[DATA Boundary: Start]
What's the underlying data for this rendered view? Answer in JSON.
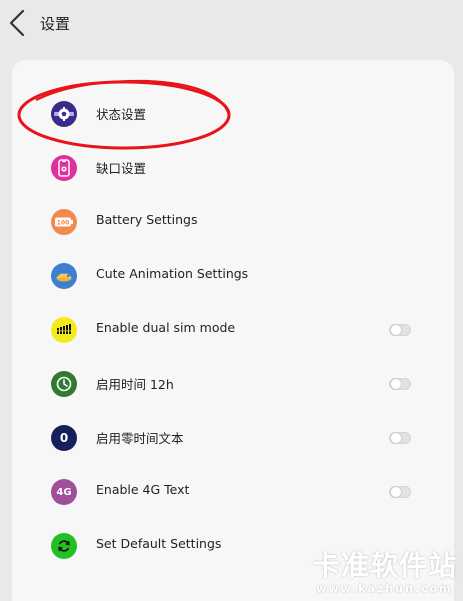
{
  "header": {
    "title": "设置",
    "back_icon": "chevron-left-icon"
  },
  "items": [
    {
      "label": "状态设置",
      "icon": "status-gear-icon",
      "icon_color": "#3a2a8a",
      "toggle": false
    },
    {
      "label": "缺口设置",
      "icon": "notch-phone-icon",
      "icon_color": "#e0309a",
      "toggle": false
    },
    {
      "label": "Battery Settings",
      "icon": "battery-icon",
      "icon_color": "#f08a50",
      "icon_text": "100",
      "toggle": false
    },
    {
      "label": "Cute Animation Settings",
      "icon": "animation-icon",
      "icon_color": "#3f7fd0",
      "toggle": false
    },
    {
      "label": "Enable dual sim mode",
      "icon": "dual-sim-signal-icon",
      "icon_color": "#f2ea1a",
      "toggle": true,
      "toggle_on": false
    },
    {
      "label": "启用时间 12h",
      "icon": "clock-icon",
      "icon_color": "#2f7a2f",
      "toggle": true,
      "toggle_on": false
    },
    {
      "label": "启用零时间文本",
      "icon": "zero-icon",
      "icon_color": "#16215c",
      "icon_text": "0",
      "toggle": true,
      "toggle_on": false
    },
    {
      "label": "Enable 4G Text",
      "icon": "4g-icon",
      "icon_color": "#a0509a",
      "icon_text": "4G",
      "toggle": true,
      "toggle_on": false
    },
    {
      "label": "Set Default Settings",
      "icon": "reset-icon",
      "icon_color": "#22c022",
      "toggle": false
    }
  ],
  "annotation": {
    "color": "#e8141c"
  },
  "watermark": {
    "main": "卡准软件站",
    "sub": "www.kazhun.com"
  }
}
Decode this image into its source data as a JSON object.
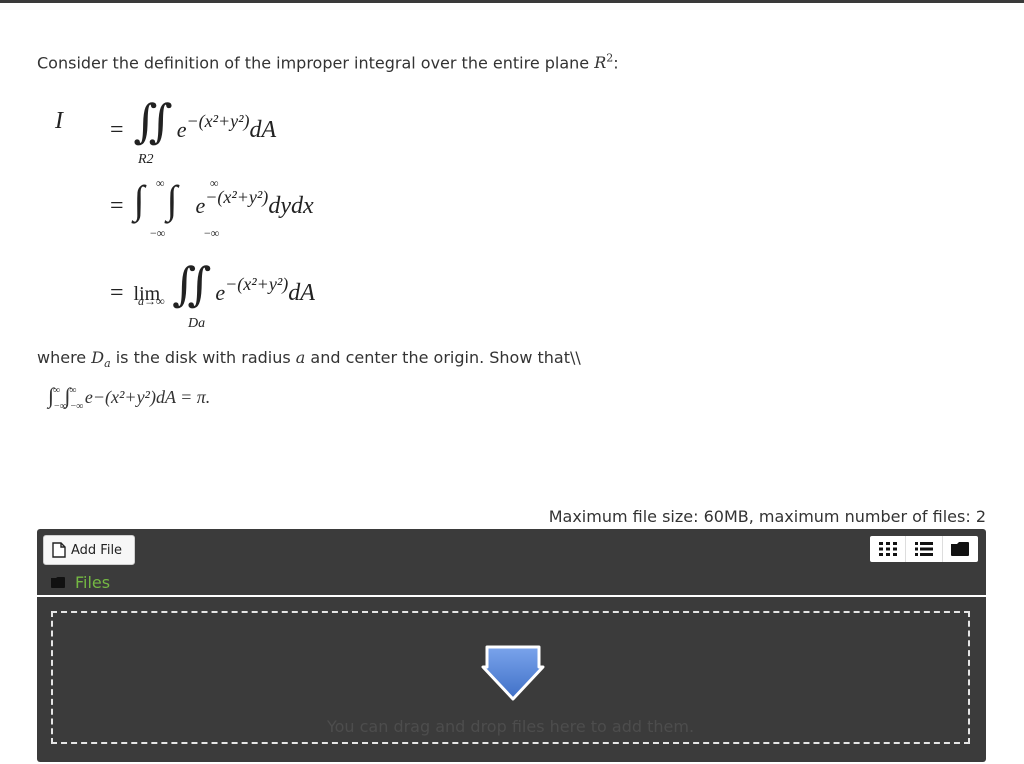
{
  "question": {
    "intro": "Consider the definition of the improper integral over the entire plane ",
    "plane_symbol": "R",
    "plane_exp": "2",
    "intro_end": ":",
    "equations": {
      "lhs": "I",
      "eq": "=",
      "region1": "R2",
      "exponent": "−(x²+y²)",
      "base": "e",
      "dA": "dA",
      "dydx": "dydx",
      "upper": "∞",
      "lower": "−∞",
      "lim": "lim",
      "lim_sub": "a→∞",
      "region3": "Da"
    },
    "where_text_1": "where ",
    "where_symbol": "D",
    "where_sub": "a",
    "where_text_2": " is the disk with radius ",
    "where_radius": "a",
    "where_text_3": " and center the origin. Show that\\\\",
    "show_expr": "e−(x²+y²)dA = π."
  },
  "uploader": {
    "max_info": "Maximum file size: 60MB, maximum number of files: 2",
    "add_file_label": "Add File",
    "files_label": "Files",
    "drop_text": "You can drag and drop files here to add them.",
    "icons": {
      "add_file": "document-icon",
      "files": "folder-icon",
      "view_grid": "grid-view-icon",
      "view_list": "list-view-icon",
      "view_tree": "folder-view-icon",
      "drop": "download-arrow-icon"
    },
    "colors": {
      "panel": "#3b3b3b",
      "files_label": "#74b843",
      "arrow": "#5b87d6"
    }
  }
}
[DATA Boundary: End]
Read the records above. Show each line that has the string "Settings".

      "label": "Battery Settings",
      "label": "Cute Animation Settings",
      "label": "Set Default Settings",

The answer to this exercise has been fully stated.